Child Performance Licence

What is a Child Performance Licence ?

A child performance licence is a government requirement that affects children who perform in TV, Theatre, Modelling or paid Sporting Events and are under the compulsory school leaving age, in England, Scotland and Wales.

The production company involved must apply for the Child Performance Licence and can face fines if they use unlicensed children.
A child performance licence is issued by your local education authority for the area your child lives in and not the area their school is located in (if this is different).

A licence is not required for children performing in a production produced by their full time academic school.
The licence is there to protect children by restricting the hours a child can be present at a performance location, the hours they can work and the amount of breaks they should have. It also requires the production company to provide a suitable chaperone for your child and to provide tutoring when the child is working during school terms.

Children require a licence even if they are not being paid to perform IF the audience are paying to watch the performance. There are only two exceptions to this rule.

  1.  If the child(ren) involved have not taken part in other performances for more than 3 days in the preceding 6 months AND they do not require any absence from school (and are not being paid).
  2. If the organisation responsible for the production has been granted an exemption by the local council to enable them to engage in amateur performances without the need to apply for a separate licence for each child. This is known as a Body of Persons Approval.

These are normally issued to Youth Organisations, Amateur Drama Societies, Dance Schools etc, and again require that the children are not paid and do not require any absence from school.

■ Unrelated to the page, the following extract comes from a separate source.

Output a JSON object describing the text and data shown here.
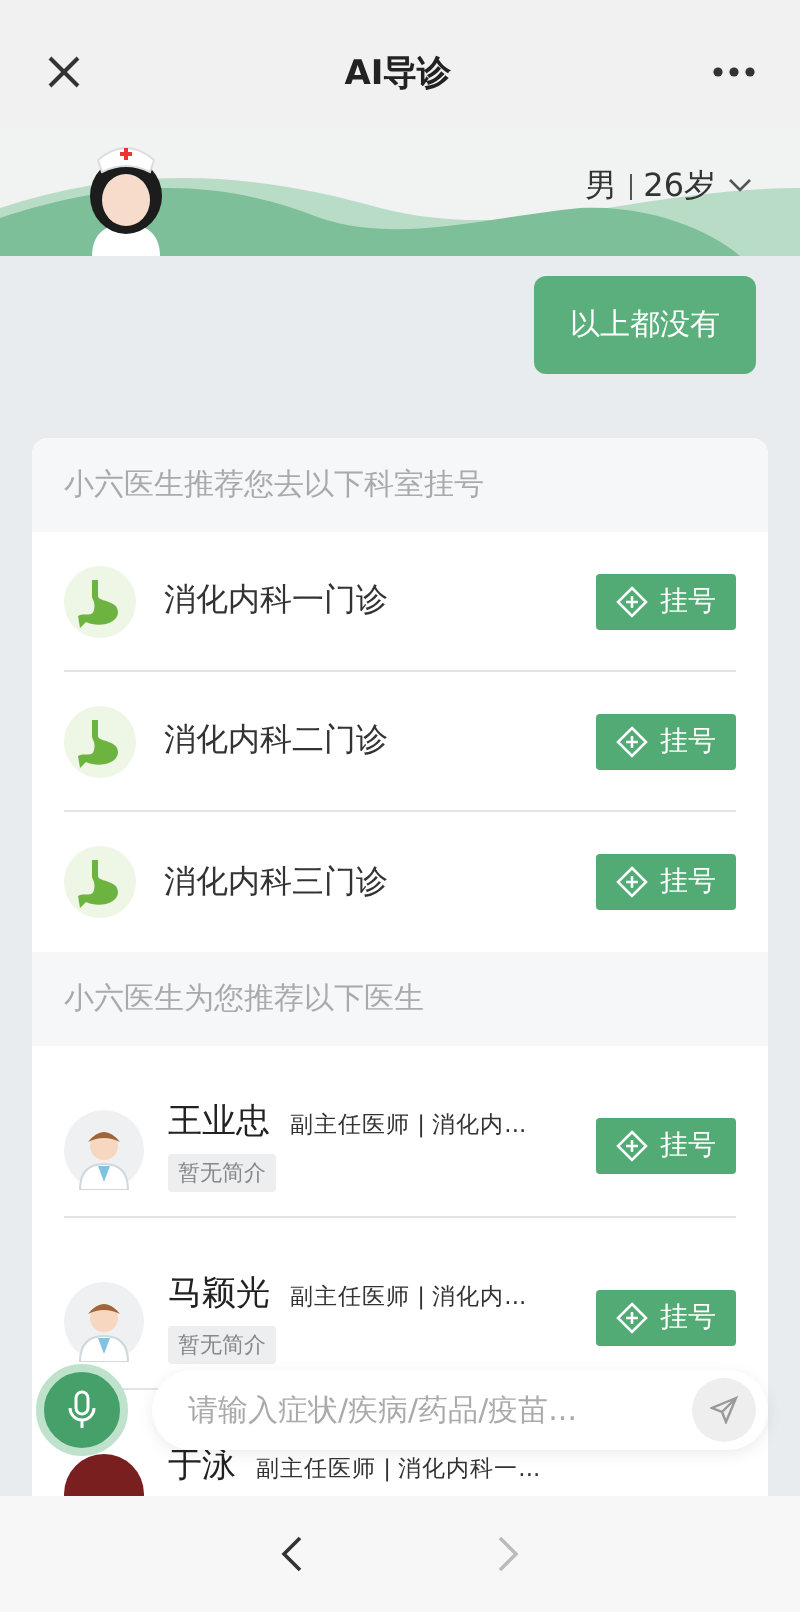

The current regulations for performing children are covered by The Children and Young Persons Act 1963' and 'The Children (Performances) Regulations 1968'. These acts can often be interpreted slightly differently by the individual councils and have resulted in children becoming victims of a "postcode lottery" where some councils offer far more flexible licence arrangements than others.

For many years some councils offered a "6 months Open Licence" to their children which allowed the child to perform a certain amount of days within that 6 month period, without having to apply for individual licences for each job. This effectively meant that the child could undertake professional work immediately and that the council simply had to be notified, normally by email, of the details / dates.
However other councils insisted on individual licence applications requiring anything from 7 days to 28 days notice to grant the licence.

This often made is impossible for the required paperwork to be issued in time for the child to perform and child acting agents would actively seek talented children who lived in Open Licence areas to put forward for TV and Film work.

Fortunately most councils have now stopped issuing an Open Licence to individual children and most councils can normally offer a licence within 7 - 14 days of receiving the required paperwork.

If you have a performing child and are considering professional performance opportunities for them (or are looking into applying for an acting agent for them) then you would be advised to contact the Performing Licence Co-ordinator at your local council to ascertain their application requirements.

Filming opportunities can often be very short notice and therefore it pays to be familiar with your council requirements and contact name.

If a child is working during school term then it's essential that you can get permission from the School Head for their absence. Some councils require a formal letter and others will want to contact the school directly.
It's quite common to find that the Performing Licence Co-ordinator works part time or is the sole person responsible for the licence applications and can therefore be swamped during holiday periods and during Panto season.

A complete application must include:

• Part 1 of the Licence Application (which is completed by the production company)
• Part 2 of the Licence Application (which is completed / signed by the parent)
• Birth certificate for the Child (copy)
• A GP letter stating that the child is medical fit to work (for TV/Stage/Film work) or a Parental letter (for Modelling)
• School Letter - from Head, approving absence from school
• Recent Passport Photo of child

Children who have reached the end of their statutory education do not need require a licence, and this has not been affected by the recent raising of the participation age to 17/18.